▸ **Task statement**
Nothing in the data may be omitted; output it all verbatim.

▸ **Records for the exercise**
======
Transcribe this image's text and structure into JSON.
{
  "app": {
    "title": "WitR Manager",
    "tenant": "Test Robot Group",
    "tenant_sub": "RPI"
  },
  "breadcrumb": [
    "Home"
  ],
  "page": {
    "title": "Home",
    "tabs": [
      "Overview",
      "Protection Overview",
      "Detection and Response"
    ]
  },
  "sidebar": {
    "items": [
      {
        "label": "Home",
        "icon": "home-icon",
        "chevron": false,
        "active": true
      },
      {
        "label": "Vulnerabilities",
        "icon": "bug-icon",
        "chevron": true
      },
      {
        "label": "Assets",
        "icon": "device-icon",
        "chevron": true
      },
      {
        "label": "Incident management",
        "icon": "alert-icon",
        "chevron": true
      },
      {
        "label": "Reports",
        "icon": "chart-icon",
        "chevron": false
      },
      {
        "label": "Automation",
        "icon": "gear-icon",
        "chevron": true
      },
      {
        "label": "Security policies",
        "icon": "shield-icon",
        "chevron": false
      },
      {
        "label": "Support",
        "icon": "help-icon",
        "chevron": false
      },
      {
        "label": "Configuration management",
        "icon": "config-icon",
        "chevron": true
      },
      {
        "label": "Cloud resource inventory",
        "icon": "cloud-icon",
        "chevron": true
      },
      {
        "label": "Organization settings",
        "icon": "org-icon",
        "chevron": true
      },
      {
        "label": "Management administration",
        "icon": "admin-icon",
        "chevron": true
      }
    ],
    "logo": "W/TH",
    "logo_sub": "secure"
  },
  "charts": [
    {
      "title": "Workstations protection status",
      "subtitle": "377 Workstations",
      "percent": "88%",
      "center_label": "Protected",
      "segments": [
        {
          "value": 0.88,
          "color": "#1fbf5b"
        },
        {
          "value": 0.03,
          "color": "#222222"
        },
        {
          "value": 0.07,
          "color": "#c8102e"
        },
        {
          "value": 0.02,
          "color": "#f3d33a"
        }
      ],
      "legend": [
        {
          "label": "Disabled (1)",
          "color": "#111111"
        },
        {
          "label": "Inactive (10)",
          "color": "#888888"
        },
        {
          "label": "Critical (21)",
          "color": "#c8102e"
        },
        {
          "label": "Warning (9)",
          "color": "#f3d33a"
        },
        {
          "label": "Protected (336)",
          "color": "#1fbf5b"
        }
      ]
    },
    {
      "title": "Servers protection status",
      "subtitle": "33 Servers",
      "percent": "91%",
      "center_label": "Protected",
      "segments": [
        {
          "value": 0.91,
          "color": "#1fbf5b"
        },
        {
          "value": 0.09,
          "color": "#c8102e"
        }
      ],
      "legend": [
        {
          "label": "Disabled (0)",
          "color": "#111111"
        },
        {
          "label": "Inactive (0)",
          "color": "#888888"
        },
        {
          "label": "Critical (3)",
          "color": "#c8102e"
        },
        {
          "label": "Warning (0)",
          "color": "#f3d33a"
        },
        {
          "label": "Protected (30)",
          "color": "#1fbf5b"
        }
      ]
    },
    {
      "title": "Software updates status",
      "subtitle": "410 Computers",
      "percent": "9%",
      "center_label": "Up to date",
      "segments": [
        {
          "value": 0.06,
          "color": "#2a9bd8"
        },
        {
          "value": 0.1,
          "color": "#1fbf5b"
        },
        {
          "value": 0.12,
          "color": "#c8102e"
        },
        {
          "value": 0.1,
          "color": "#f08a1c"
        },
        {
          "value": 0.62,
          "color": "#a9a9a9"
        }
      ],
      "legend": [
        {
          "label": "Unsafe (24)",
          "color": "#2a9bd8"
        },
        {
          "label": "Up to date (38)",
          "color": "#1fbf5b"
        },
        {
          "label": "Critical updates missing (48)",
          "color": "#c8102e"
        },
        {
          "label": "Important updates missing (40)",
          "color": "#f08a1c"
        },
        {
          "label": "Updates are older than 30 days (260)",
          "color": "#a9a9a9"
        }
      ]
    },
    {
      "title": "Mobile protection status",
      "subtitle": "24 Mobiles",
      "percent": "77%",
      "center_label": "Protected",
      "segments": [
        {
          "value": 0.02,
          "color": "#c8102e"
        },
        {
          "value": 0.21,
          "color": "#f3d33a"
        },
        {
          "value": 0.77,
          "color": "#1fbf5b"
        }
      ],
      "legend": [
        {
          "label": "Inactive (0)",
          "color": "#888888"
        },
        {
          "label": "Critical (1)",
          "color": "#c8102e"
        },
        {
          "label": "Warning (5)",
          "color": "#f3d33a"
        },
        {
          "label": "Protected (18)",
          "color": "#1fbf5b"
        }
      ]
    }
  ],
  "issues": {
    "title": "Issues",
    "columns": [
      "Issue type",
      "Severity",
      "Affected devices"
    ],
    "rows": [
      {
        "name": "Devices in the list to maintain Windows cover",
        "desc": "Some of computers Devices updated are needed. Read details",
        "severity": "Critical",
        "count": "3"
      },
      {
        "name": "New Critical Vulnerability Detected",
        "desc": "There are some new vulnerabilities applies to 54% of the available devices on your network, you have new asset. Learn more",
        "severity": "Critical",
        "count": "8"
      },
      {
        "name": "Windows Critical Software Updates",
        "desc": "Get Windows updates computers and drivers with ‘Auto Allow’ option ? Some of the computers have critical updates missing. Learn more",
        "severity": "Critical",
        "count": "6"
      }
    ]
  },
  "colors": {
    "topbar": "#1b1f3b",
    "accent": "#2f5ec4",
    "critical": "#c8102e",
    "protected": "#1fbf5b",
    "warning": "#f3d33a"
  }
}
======
▸ **Answer to the exercise**
Transcribe this image's text and structure into JSON.
{
  "app": {
    "title": "WitR Manager",
    "tenant": "Test Robot Group",
    "tenant_sub": "RPI"
  },
  "breadcrumb": [
    "Home"
  ],
  "page": {
    "title": "Home",
    "tabs": [
      "Overview",
      "Protection Overview",
      "Detection and Response"
    ]
  },
  "sidebar": {
    "items": [
      {
        "label": "Home",
        "icon": "home-icon",
        "chevron": false,
        "active": true
      },
      {
        "label": "Vulnerabilities",
        "icon": "bug-icon",
        "chevron": true
      },
      {
        "label": "Assets",
        "icon": "device-icon",
        "chevron": true
      },
      {
        "label": "Incident management",
        "icon": "alert-icon",
        "chevron": true
      },
      {
        "label": "Reports",
        "icon": "chart-icon",
        "chevron": false
      },
      {
        "label": "Automation",
        "icon": "gear-icon",
        "chevron": true
      },
      {
        "label": "Security policies",
        "icon": "shield-icon",
        "chevron": false
      },
      {
        "label": "Support",
        "icon": "help-icon",
        "chevron": false
      },
      {
        "label": "Configuration management",
        "icon": "config-icon",
        "chevron": true
      },
      {
        "label": "Cloud resource inventory",
        "icon": "cloud-icon",
        "chevron": true
      },
      {
        "label": "Organization settings",
        "icon": "org-icon",
        "chevron": true
      },
      {
        "label": "Management administration",
        "icon": "admin-icon",
        "chevron": true
      }
    ],
    "logo": "W/TH",
    "logo_sub": "secure"
  },
  "charts": [
    {
      "title": "Workstations protection status",
      "subtitle": "377 Workstations",
      "percent": "88%",
      "center_label": "Protected",
      "segments": [
        {
          "value": 0.88,
          "color": "#1fbf5b"
        },
        {
          "value": 0.03,
          "color": "#222222"
        },
        {
          "value": 0.07,
          "color": "#c8102e"
        },
        {
          "value": 0.02,
          "color": "#f3d33a"
        }
      ],
      "legend": [
        {
          "label": "Disabled (1)",
          "color": "#111111"
        },
        {
          "label": "Inactive (10)",
          "color": "#888888"
        },
        {
          "label": "Critical (21)",
          "color": "#c8102e"
        },
        {
          "label": "Warning (9)",
          "color": "#f3d33a"
        },
        {
          "label": "Protected (336)",
          "color": "#1fbf5b"
        }
      ]
    },
    {
      "title": "Servers protection status",
      "subtitle": "33 Servers",
      "percent": "91%",
      "center_label": "Protected",
      "segments": [
        {
          "value": 0.91,
          "color": "#1fbf5b"
        },
        {
          "value": 0.09,
          "color": "#c8102e"
        }
      ],
      "legend": [
        {
          "label": "Disabled (0)",
          "color": "#111111"
        },
        {
          "label": "Inactive (0)",
          "color": "#888888"
        },
        {
          "label": "Critical (3)",
          "color": "#c8102e"
        },
        {
          "label": "Warning (0)",
          "color": "#f3d33a"
        },
        {
          "label": "Protected (30)",
          "color": "#1fbf5b"
        }
      ]
    },
    {
      "title": "Software updates status",
      "subtitle": "410 Computers",
      "percent": "9%",
      "center_label": "Up to date",
      "segments": [
        {
          "value": 0.06,
          "color": "#2a9bd8"
        },
        {
          "value": 0.1,
          "color": "#1fbf5b"
        },
        {
          "value": 0.12,
          "color": "#c8102e"
        },
        {
          "value": 0.1,
          "color": "#f08a1c"
        },
        {
          "value": 0.62,
          "color": "#a9a9a9"
        }
      ],
      "legend": [
        {
          "label": "Unsafe (24)",
          "color": "#2a9bd8"
        },
        {
          "label": "Up to date (38)",
          "color": "#1fbf5b"
        },
        {
          "label": "Critical updates missing (48)",
          "color": "#c8102e"
        },
        {
          "label": "Important updates missing (40)",
          "color": "#f08a1c"
        },
        {
          "label": "Updates are older than 30 days (260)",
          "color": "#a9a9a9"
        }
      ]
    },
    {
      "title": "Mobile protection status",
      "subtitle": "24 Mobiles",
      "percent": "77%",
      "center_label": "Protected",
      "segments": [
        {
          "value": 0.02,
          "color": "#c8102e"
        },
        {
          "value": 0.21,
          "color": "#f3d33a"
        },
        {
          "value": 0.77,
          "color": "#1fbf5b"
        }
      ],
      "legend": [
        {
          "label": "Inactive (0)",
          "color": "#888888"
        },
        {
          "label": "Critical (1)",
          "color": "#c8102e"
        },
        {
          "label": "Warning (5)",
          "color": "#f3d33a"
        },
        {
          "label": "Protected (18)",
          "color": "#1fbf5b"
        }
      ]
    }
  ],
  "issues": {
    "title": "Issues",
    "columns": [
      "Issue type",
      "Severity",
      "Affected devices"
    ],
    "rows": [
      {
        "name": "Devices in the list to maintain Windows cover",
        "desc": "Some of computers Devices updated are needed. Read details",
        "severity": "Critical",
        "count": "3"
      },
      {
        "name": "New Critical Vulnerability Detected",
        "desc": "There are some new vulnerabilities applies to 54% of the available devices on your network, you have new asset. Learn more",
        "severity": "Critical",
        "count": "8"
      },
      {
        "name": "Windows Critical Software Updates",
        "desc": "Get Windows updates computers and drivers with ‘Auto Allow’ option ? Some of the computers have critical updates missing. Learn more",
        "severity": "Critical",
        "count": "6"
      }
    ]
  },
  "colors": {
    "topbar": "#1b1f3b",
    "accent": "#2f5ec4",
    "critical": "#c8102e",
    "protected": "#1fbf5b",
    "warning": "#f3d33a"
  }
}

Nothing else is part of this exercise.